Head to the island’s North Sound and anchor in the huge expanse of sheltered waters. Activities abound, from snorkeling the reefs to water-skiing and testing your skills in small-boat sailing at the Bitter End Yacht Club. The legendary Bitter End Yacht Club is also considered one of the world’s premier sailing destinations. Its annual Pro Am Regatta is the only world-class sailing event to bring together amateur sailors with America’s Cup skippers, Olympic medalists, Around the World Race winners and world champions.
Day 7: Virgin Gorda – Anegada
Cruise to the scrub island of Anegada is surrounded by coral reef and the waters are teeming with exotic fish. It can be tricky to navigate too due to the shallow depths and various reefs upon arrival. While the other islands in the Virgin Islands group are mountainous, Anegada is flat. The 18 mile long Horseshoe Reef happens to be the largest barrier coral reef in the Caribbean and believed to be the 4th largest on Earth. You can try bone fishing or spend the afternoon snorkeling amidst the small wrecks that dot the coastline. One thing not to miss is a freshly prepared lobster at one of the local venues steps away from the pier.
Day 8: Anegada – White Bay, Jost Van Dyke
From the peaceful anchorage of The Settlement, cruise to the secluded anchorage of White Bay. Step ashore onto the lively island of Jost Van Dyke. Sway to reggae tunes and tuck into a feast of fresh lobster at Ivan’s Stress Free Bar. Drink the world-famous "pain-killers" at the Soggy Dollar bar or dance the night away with the music at world famous Foxy's.
Day 9: Jost Van Dyke – Charlotte Amalie, St Thomas
Spend the final day cruising around, dropping anchor in quiet spots for some water sports activities before crossing the border back into the US Virgin Islands.

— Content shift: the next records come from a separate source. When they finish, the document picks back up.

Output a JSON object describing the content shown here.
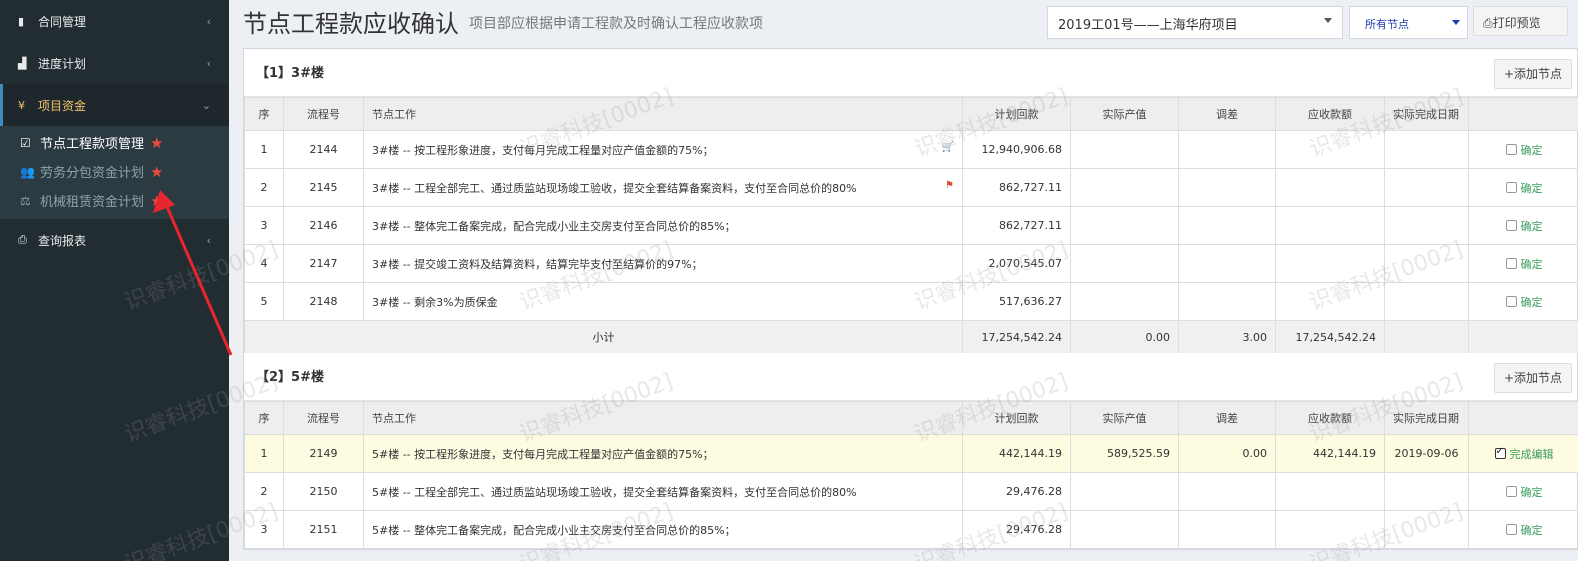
{
  "sidebar": {
    "items": [
      {
        "label": "合同管理"
      },
      {
        "label": "进度计划"
      },
      {
        "label": "项目资金"
      },
      {
        "label": "查询报表"
      }
    ],
    "sub_items": [
      {
        "label": "节点工程款项管理"
      },
      {
        "label": "劳务分包资金计划"
      },
      {
        "label": "机械租赁资金计划"
      }
    ]
  },
  "header": {
    "title": "节点工程款应收确认",
    "subtitle": "项目部应根据申请工程款及时确认工程应收款项",
    "project_select": "2019工01号——上海华府项目",
    "node_select": "所有节点",
    "print_label": "打印预览"
  },
  "columns": [
    "序",
    "流程号",
    "节点工作",
    "计划回款",
    "实际产值",
    "调差",
    "应收款额",
    "实际完成日期"
  ],
  "add_node_label": "+添加节点",
  "sections": [
    {
      "title": "【1】3#楼",
      "rows": [
        {
          "seq": "1",
          "flow": "2144",
          "work": "3#楼 -- 按工程形象进度，支付每月完成工程量对应产值金额的75%；",
          "plan": "12,940,906.68",
          "actual": "",
          "adj": "",
          "receivable": "",
          "date": "",
          "action": "确定",
          "checked": false,
          "icon": "cart-icon"
        },
        {
          "seq": "2",
          "flow": "2145",
          "work": "3#楼 -- 工程全部完工、通过质监站现场竣工验收，提交全套结算备案资料，支付至合同总价的80%",
          "plan": "862,727.11",
          "actual": "",
          "adj": "",
          "receivable": "",
          "date": "",
          "action": "确定",
          "checked": false,
          "icon": "flag-icon"
        },
        {
          "seq": "3",
          "flow": "2146",
          "work": "3#楼 -- 整体完工备案完成，配合完成小业主交房支付至合同总价的85%；",
          "plan": "862,727.11",
          "actual": "",
          "adj": "",
          "receivable": "",
          "date": "",
          "action": "确定",
          "checked": false
        },
        {
          "seq": "4",
          "flow": "2147",
          "work": "3#楼 -- 提交竣工资料及结算资料，结算完毕支付至结算价的97%；",
          "plan": "2,070,545.07",
          "actual": "",
          "adj": "",
          "receivable": "",
          "date": "",
          "action": "确定",
          "checked": false
        },
        {
          "seq": "5",
          "flow": "2148",
          "work": "3#楼 -- 剩余3%为质保金",
          "plan": "517,636.27",
          "actual": "",
          "adj": "",
          "receivable": "",
          "date": "",
          "action": "确定",
          "checked": false
        }
      ],
      "subtotal": {
        "label": "小计",
        "plan": "17,254,542.24",
        "actual": "0.00",
        "adj": "3.00",
        "receivable": "17,254,542.24"
      }
    },
    {
      "title": "【2】5#楼",
      "rows": [
        {
          "seq": "1",
          "flow": "2149",
          "work": "5#楼 -- 按工程形象进度，支付每月完成工程量对应产值金额的75%；",
          "plan": "442,144.19",
          "actual": "589,525.59",
          "adj": "0.00",
          "receivable": "442,144.19",
          "date": "2019-09-06",
          "action": "完成编辑",
          "checked": true
        },
        {
          "seq": "2",
          "flow": "2150",
          "work": "5#楼 -- 工程全部完工、通过质监站现场竣工验收，提交全套结算备案资料，支付至合同总价的80%",
          "plan": "29,476.28",
          "actual": "",
          "adj": "",
          "receivable": "",
          "date": "",
          "action": "确定",
          "checked": false
        },
        {
          "seq": "3",
          "flow": "2151",
          "work": "5#楼 -- 整体完工备案完成，配合完成小业主交房支付至合同总价的85%；",
          "plan": "29,476.28",
          "actual": "",
          "adj": "",
          "receivable": "",
          "date": "",
          "action": "确定",
          "checked": false
        }
      ]
    }
  ],
  "watermark": "识睿科技[0002]"
}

This Journeys-Yacht & Travel Company sample itinerary for independent travel is provided merely as a glimpse of the type of customized travel experiences we create. We would be delighted in developing a travel program for you or a group based on your preferences.